NTS 63/2 (April 2017): 305-17
DOI: https://doi.org/10.1017/S0028688516000370  Published online: 06 March 2017
The owner of the Gospel of Jesus’ Wife provided Karen King with an interlinear translation of the text. Like the Coptic of the papyrus fragment, the English of this interlinear translation appears dependent on ‘Grondin's Interlinear Coptic/English Translation of the Gospel of Thomas’. It shares a series of distinctive textual features with Grondin's work and even appears to translate two Coptic words found in the Gospel of Thomas but not in the Gospel of Jesus’ Wife. Consequently, the Gospel of Jesus’ Wife seems undeniably to be a ‘patchwork’ of brief excerpts from the Gospel of Thomas created after November 2002.
Congratulations to Andrew on the publication.

While I was preparing my class, I wanted to update my powerpoint to incorporate the key developments of the last eighteen months since I last taught it -- Walter Fritz, the Owner's Interlinear, and of course the utterly compelling article by Ariel Sabar. A lot has happened! In checking the official Harvard Divinity School website about the Gospel of Jesus' Wife to grab a copy of the Owner's Interlinear, I was surprised to see that it (the Interlinear) had been removed. But also the site has been significantly stripped down, and the statement conceding forgery has been removed. Here's the link to the revised version of the site:
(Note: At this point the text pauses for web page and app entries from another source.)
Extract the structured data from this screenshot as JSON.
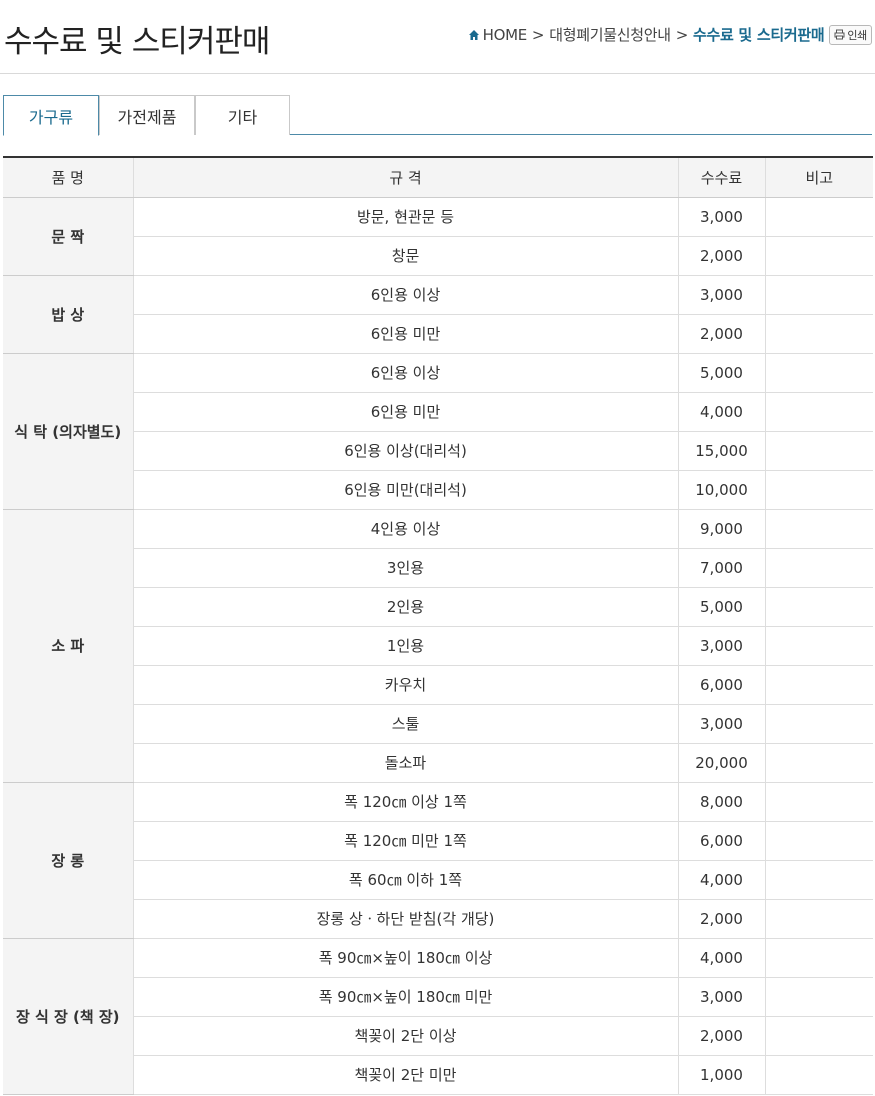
{
  "header": {
    "title": "수수료 및 스티커판매",
    "breadcrumb": {
      "home": "HOME",
      "sep1": ">",
      "parent": "대형폐기물신청안내",
      "sep2": ">",
      "current": "수수료 및 스티커판매"
    },
    "print_label": "인쇄"
  },
  "tabs": [
    {
      "label": "가구류",
      "active": true
    },
    {
      "label": "가전제품",
      "active": false
    },
    {
      "label": "기타",
      "active": false
    }
  ],
  "table": {
    "headers": [
      "품 명",
      "규 격",
      "수수료",
      "비고"
    ],
    "groups": [
      {
        "name": "문 짝",
        "rows": [
          {
            "spec": "방문, 현관문 등",
            "fee": "3,000",
            "note": ""
          },
          {
            "spec": "창문",
            "fee": "2,000",
            "note": ""
          }
        ]
      },
      {
        "name": "밥 상",
        "rows": [
          {
            "spec": "6인용 이상",
            "fee": "3,000",
            "note": ""
          },
          {
            "spec": "6인용 미만",
            "fee": "2,000",
            "note": ""
          }
        ]
      },
      {
        "name": "식 탁 (의자별도)",
        "rows": [
          {
            "spec": "6인용 이상",
            "fee": "5,000",
            "note": ""
          },
          {
            "spec": "6인용 미만",
            "fee": "4,000",
            "note": ""
          },
          {
            "spec": "6인용 이상(대리석)",
            "fee": "15,000",
            "note": ""
          },
          {
            "spec": "6인용 미만(대리석)",
            "fee": "10,000",
            "note": ""
          }
        ]
      },
      {
        "name": "소 파",
        "rows": [
          {
            "spec": "4인용 이상",
            "fee": "9,000",
            "note": ""
          },
          {
            "spec": "3인용",
            "fee": "7,000",
            "note": ""
          },
          {
            "spec": "2인용",
            "fee": "5,000",
            "note": ""
          },
          {
            "spec": "1인용",
            "fee": "3,000",
            "note": ""
          },
          {
            "spec": "카우치",
            "fee": "6,000",
            "note": ""
          },
          {
            "spec": "스툴",
            "fee": "3,000",
            "note": ""
          },
          {
            "spec": "돌소파",
            "fee": "20,000",
            "note": ""
          }
        ]
      },
      {
        "name": "장 롱",
        "rows": [
          {
            "spec": "폭 120㎝ 이상 1쪽",
            "fee": "8,000",
            "note": ""
          },
          {
            "spec": "폭 120㎝ 미만 1쪽",
            "fee": "6,000",
            "note": ""
          },
          {
            "spec": "폭 60㎝ 이하 1쪽",
            "fee": "4,000",
            "note": ""
          },
          {
            "spec": "장롱 상ㆍ하단 받침(각 개당)",
            "fee": "2,000",
            "note": ""
          }
        ]
      },
      {
        "name": "장 식 장 (책 장)",
        "rows": [
          {
            "spec": "폭 90㎝×높이 180㎝ 이상",
            "fee": "4,000",
            "note": ""
          },
          {
            "spec": "폭 90㎝×높이 180㎝ 미만",
            "fee": "3,000",
            "note": ""
          },
          {
            "spec": "책꽂이 2단 이상",
            "fee": "2,000",
            "note": ""
          },
          {
            "spec": "책꽂이 2단 미만",
            "fee": "1,000",
            "note": ""
          }
        ]
      }
    ]
  }
}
Gospel of Jesus's Wife

To elaborate: back in June, Harvard Divinity School had updated the site to include a formal statement by its dean, David N. Hempton (reproduced here), in which he noted the article by Ariel Sabar, and the comments on it by Karen King, that the investigation "tips the balance towards forgery." I wonder why the decision was made to remove that statement and the other material?

The site retains an error. The "Imaging" page mentions that digital images of the Gospel of John fragment are available on the site, but they are not; that's why we had to extract the images from the PDFs of the scientific reports in order to see them.

I would also like to draw attention to two further elements of interest. The first is a short introduction to the text for a useful site called E-Clavis, posted as part of NASSCAL (North American Society for the Study of the Christian Apocryphal Literature):

Gospel of Jesus' Wife
Ian Brown

The entry includes a good bibliography, with lots of the major publications and posts on the Gospel of Jesus' Wife included.

The second is a a new summary by Andrew Bernhard of the case for forgery just posted:

The Gospel of Jesus’ Wife: Summary of Coptic and English Evidence of Forgery (March 8, 2017)

Thanks to Andrew for letting me know about this. Note: this is different from the formal NTS post listed above.

For previous posts on the Gospel of Jesus' Wife, please see this link: Gospel of Jesus' Wife. That's fifty-one posts in total!

Update (2.36pm): Although the images of Lycopolitan John are still not found on the official Gospel of Jesus Wife page (see above), they do appear in a really superb HD version now on the Harvard Library website:

MS Coptic 12. Houghton Library, Harvard University. Gospel of John fragment : manuscript, undated

The same site also provides the same kind of HD images for the Gospel of Jesus' Wife Fragment here:

MS Coptic 11. Houghton Library, Harvard University. Gospel of Jesus’s Wife : manuscript, circa 741

Note, however, that the date of "circa 741" is the date of the papyrus it was written on; the date of the text is, of course, twenty-first century.



Sunday, March 05, 2017

Finding Jesus Season Two

Finding Jesus: Faith, Fact, Forgery returns tonight for its second season. Tune in to CNN at 9pm ET/PT. Here's the trailer:




The first episode deals with Pontius Pilate and focuses on the Pilate stone. There's a clip here (featuring Candida Moss, Robert Cargill and me):





I've been doing some publicity for the series over the last few days including multiple radio interviews, but it was a special pleasure to talk to our own Duke Today:

The Historical Jesus: Separating Fact from Fiction

It's worth keeping an eye out on CNN this weekend too for interviews with Obery Hendricks and Robert Cargill.

There are several other things I could list, but I'll try to add more in the coming days and weeks as the episodes go out. One thing worth mentioning is a companion website for pastors available here:

CNN Finding Jesus Resources